For decades, toddlers have played happily with basic kitchen sets – busily frying up plastic sausages in plastic pans.
But for some parents, it seems, it’s all become a little too common.
And to cater to their demands, new ranges of much posher kitchen toys made exclusively of wood are hitting the shelves.
A new range of posh range of kitchen toys are hitting the market this Christmas
The sets include ‘Nespresso’ coffee-makers, US-style fridges with ice-dispensers, smoothie-makers, Aga cookers – and, of course, that middle-class staple, avocados.
The wooden ranges are being sold by major store chains including Aldi, Asda and John Lewis in an effort to capture a slice of the vast Christmas toy market.
Peter Jenkinson, who follows toy trends and runs the Toyology website, said the sets were part of a ‘push-back against plastic’, adding: ‘Often consigned to the back of a cupboard when not in play, plastic play-sets are being replaced by highly crafted wooden sets that are left on display when not used.’
Asda’s Gemma Bergin said its new ‘Smeg’-style wooden fridge and kitchen toys were coloured light blue ‘to ensure they are tempting for children, while appealing to parents looking for toys to complement their homes’.
Avocados are part of a new trend in ‘posh wooden toys’ that are being made to appeal to middle-class children

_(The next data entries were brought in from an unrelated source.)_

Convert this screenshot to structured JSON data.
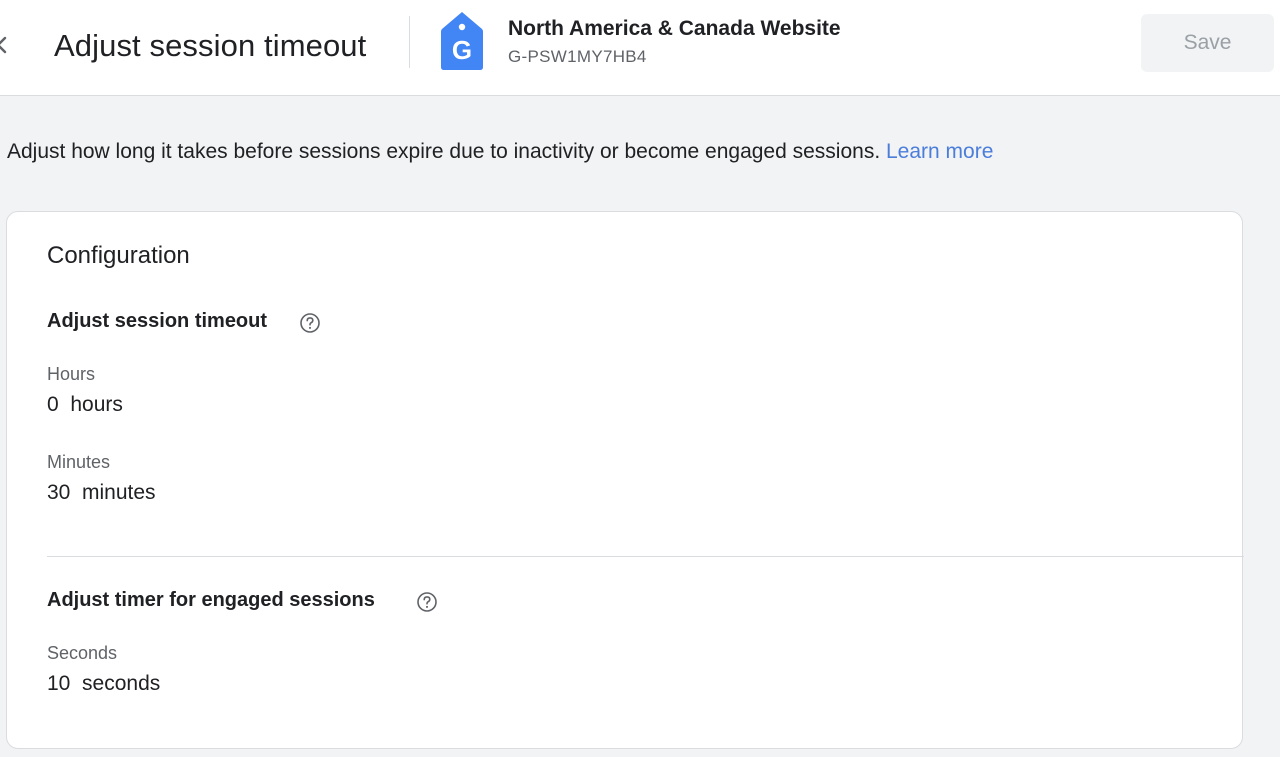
{
  "header": {
    "title": "Adjust session timeout",
    "property_name": "North America & Canada Website",
    "property_id": "G-PSW1MY7HB4",
    "property_icon": "google-analytics-tag-icon",
    "save_label": "Save",
    "accent_color": "#4285f4"
  },
  "intro": {
    "text": "Adjust how long it takes before sessions expire due to inactivity or become engaged sessions. ",
    "link_label": "Learn more"
  },
  "configuration": {
    "title": "Configuration",
    "session_timeout": {
      "title": "Adjust session timeout",
      "hours_label": "Hours",
      "hours_value": "0  hours",
      "minutes_label": "Minutes",
      "minutes_value": "30  minutes"
    },
    "engaged_sessions": {
      "title": "Adjust timer for engaged sessions",
      "seconds_label": "Seconds",
      "seconds_value": "10  seconds"
    }
  }
}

Aldi is expanding its wooden toy range in October. It will sell a wooden Nespresso-style machine, complete with changeable pods, as well as a wooden smoothie-maker.
‘Our wooden toys have become increasingly popular with the range selling out online in a week last year,’ said Aldi’s Tony Baines.
‘There is demand for wooden toys based on modern kitchen appliances, as children love to mimic their parents.’
John Lewis began selling a wooden Aga and coffee machine last year. The store’s Ben Archer said: ‘Fifty-two per cent of toys we sell are crafted from wood. The coffee machine is one of our best-sellers, outselling the plastic version three to one.’
The sets include ‘Nespresso’ coffee-makers, US-style fridges with ice-dispensers, smoothie-makers, Aga cookers
The outlet where it sells best is the John Lewis at London’s Canary Wharf, where many corporate lawyers and bankers work. One toy company, Donkey Products, has brought out a wooden smartphone and laptop, where the screen is a blackboard.
The firm’s Lewis Dawson admitted most buyers were ‘middle-class, affluent parents and grandparents – there is a certain snob value to them’. Kieran Elsby, a spokesman for Hape, who supply Harrods, says sales of role-playing wooden toys are up 16 per cent. ‘If you’re slicing an avocado or aubergine in the kitchen, children enjoy copying that.’